Don’t get me wrong. I respect your right to fly all the Confederate Flags on your own private property. In fact, if even the slightest corner of your heart is inclined to fly the Rebel Flag, I urge you to do so. While driving through the rural south, Confederate Flags are quite handy in that they serve as warning signs as to locations at which I need not stop. I appreciate a good Confederate Flag as much as the next girl because it lets me know where we stand. It’s pretty inconvenient how undercover racism can be these days. Although restaurant owners may not be able to deny Tyrone service at a lunch counter, employers are 50% less likely to call Tyrone (i.e, a black-sounding name) than Tyler (a European sounding name) for an interview given identical resumes (apparently Erykah Badu is the only one advocating for Tyrone to get that phone call).

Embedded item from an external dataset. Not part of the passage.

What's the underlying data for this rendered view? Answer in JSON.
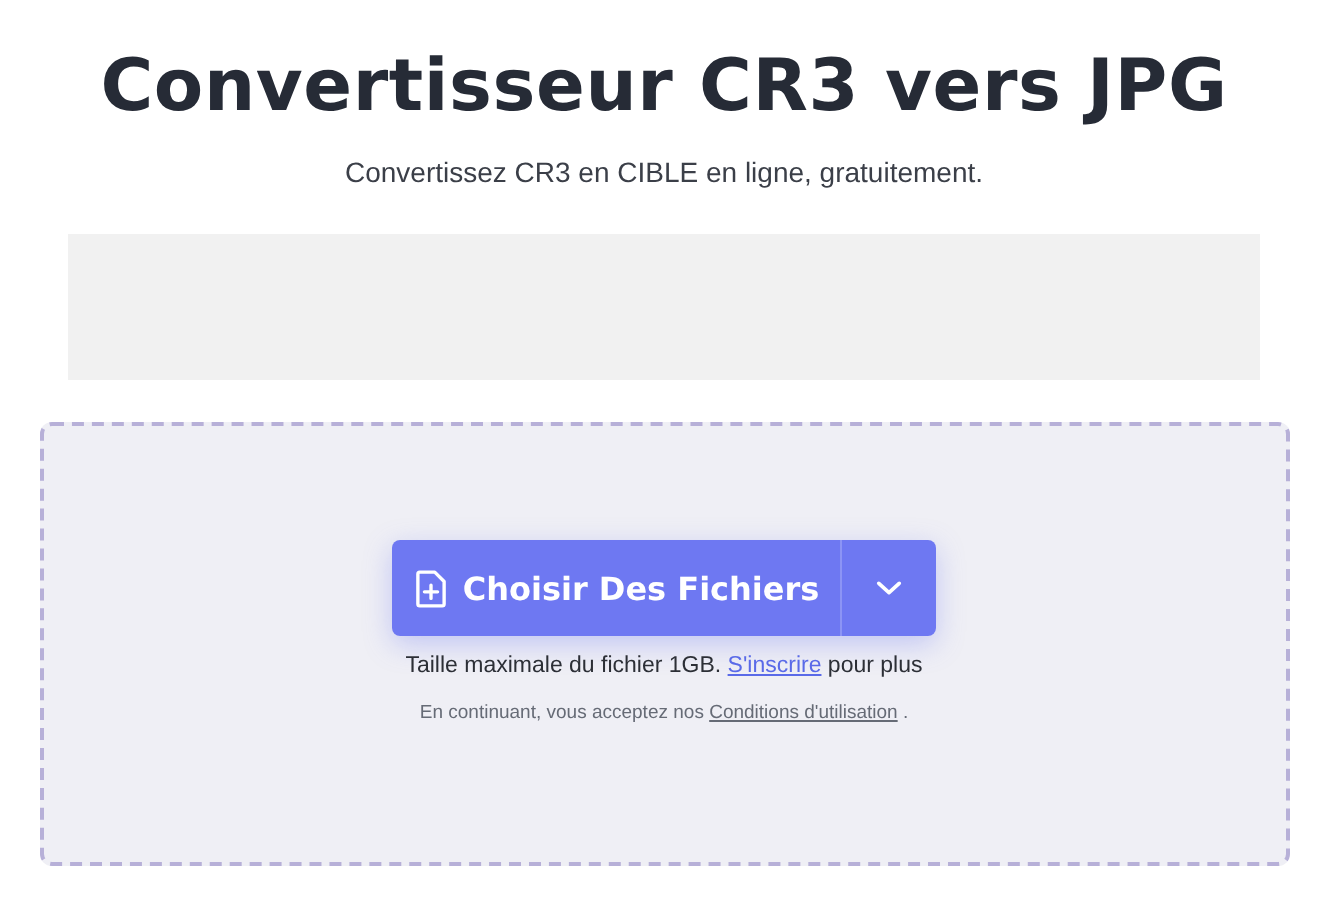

While I respect the First Amendment right to fly any flag your heart desires, I don’t agree that Confederate Flags should be flown in public spaces. I don’t believe that one group’s skewed interpretation of celebrating Southern Heritage should be representative of the whole, especially when so many views that interpretation as hateful. I too am a proud southerner, shouldn’t my interpretation of Southern Heritage count for something? Since when did Confederate Flag enthusiasts gain a monopoly on southern pride? How dare they have the audacity to celebrate an emblem that provokes memories of slavery, segregation, and Jim Crow all while shunning the racist moniker!
Oh how I long for the days when kids played outdoors from dawn to dusk, Coca-Cola contained natural ingredients like cocaine and real cane sugar (none of this artificial coloring and high fructose corn syrup foolishness), we ate gluten like it was nobody’s business, and the racists stood up to be counted. At least then we knew where we stood. In those days white supremacists didn’t hide behind “Southern Heritage”, but then again they were certainly prone to hide behind white hoods. I suppose racism has been the modus operandi of the coward all along.